══ Data extracts

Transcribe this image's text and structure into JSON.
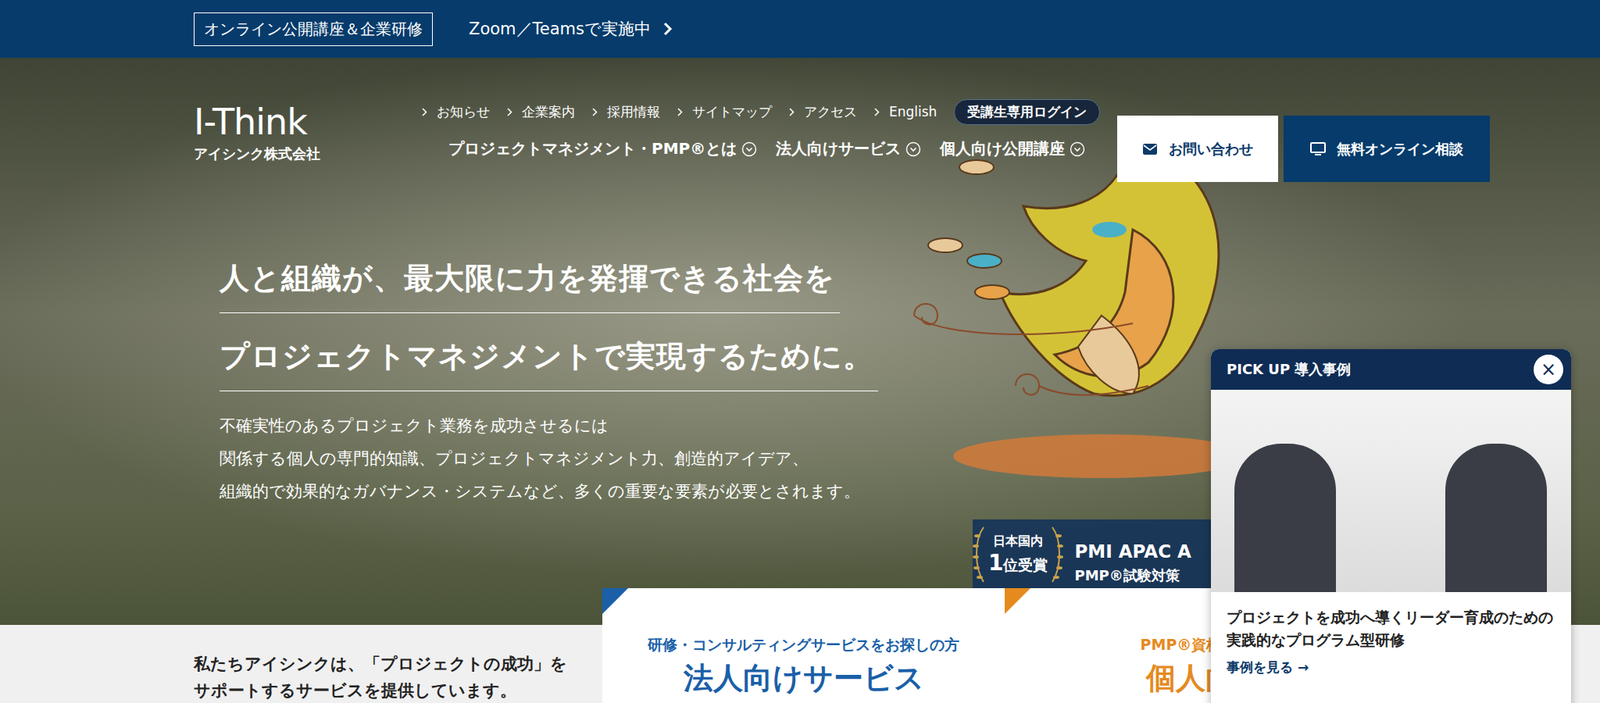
{
  "topBar": {
    "badge": "オンライン公開講座＆企業研修",
    "link": "Zoom／Teamsで実施中"
  },
  "logo": {
    "name": "I-Think",
    "company": "アイシンク株式会社"
  },
  "utilityLinks": [
    "お知らせ",
    "企業案内",
    "採用情報",
    "サイトマップ",
    "アクセス",
    "English"
  ],
  "loginButton": "受講生専用ログイン",
  "mainNav": [
    {
      "label": "プロジェクトマネジメント・PMP®とは",
      "expanded": false
    },
    {
      "label": "法人向けサービス",
      "expanded": false
    },
    {
      "label": "個人向け公開講座",
      "expanded": false
    }
  ],
  "ctaButtons": [
    {
      "label": "お問い合わせ",
      "kind": "light"
    },
    {
      "label": "無料オンライン相談",
      "kind": "dark"
    }
  ],
  "hero": {
    "headlines": [
      "人と組織が、最大限に力を発揮できる社会を",
      "プロジェクトマネジメントで実現するために。"
    ],
    "paragraph": [
      "不確実性のあるプロジェクト業務を成功させるには",
      "関係する個人の専門的知識、プロジェクトマネジメント力、創造的アイデア、",
      "組織的で効果的なガバナンス・システムなど、多くの重要な要素が必要とされます。"
    ]
  },
  "award": {
    "rankPrefix": "日本国内",
    "rankNumber": "1",
    "rankSuffix": "位受賞",
    "title": "PMI APAC A",
    "subtitle": "PMP®試験対策"
  },
  "intro": [
    "私たちアイシンクは、「プロジェクトの成功」を",
    "サポートするサービスを提供しています。"
  ],
  "serviceCards": [
    {
      "caption": "研修・コンサルティングサービスをお探しの方",
      "title": "法人向けサービス",
      "color": "#1a5fa8"
    },
    {
      "caption": "PMP®資格・PDU",
      "title": "個人向け",
      "color": "#e58a1f"
    }
  ],
  "popup": {
    "heading": "PICK UP 導入事例",
    "close": "×",
    "description": "プロジェクトを成功へ導くリーダー育成のための実践的なプログラム型研修",
    "link": "事例を見る →"
  }
}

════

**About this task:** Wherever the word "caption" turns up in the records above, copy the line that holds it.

**Exercise response:**
      "caption": "研修・コンサルティングサービスをお探しの方",
      "caption": "PMP®資格・PDU",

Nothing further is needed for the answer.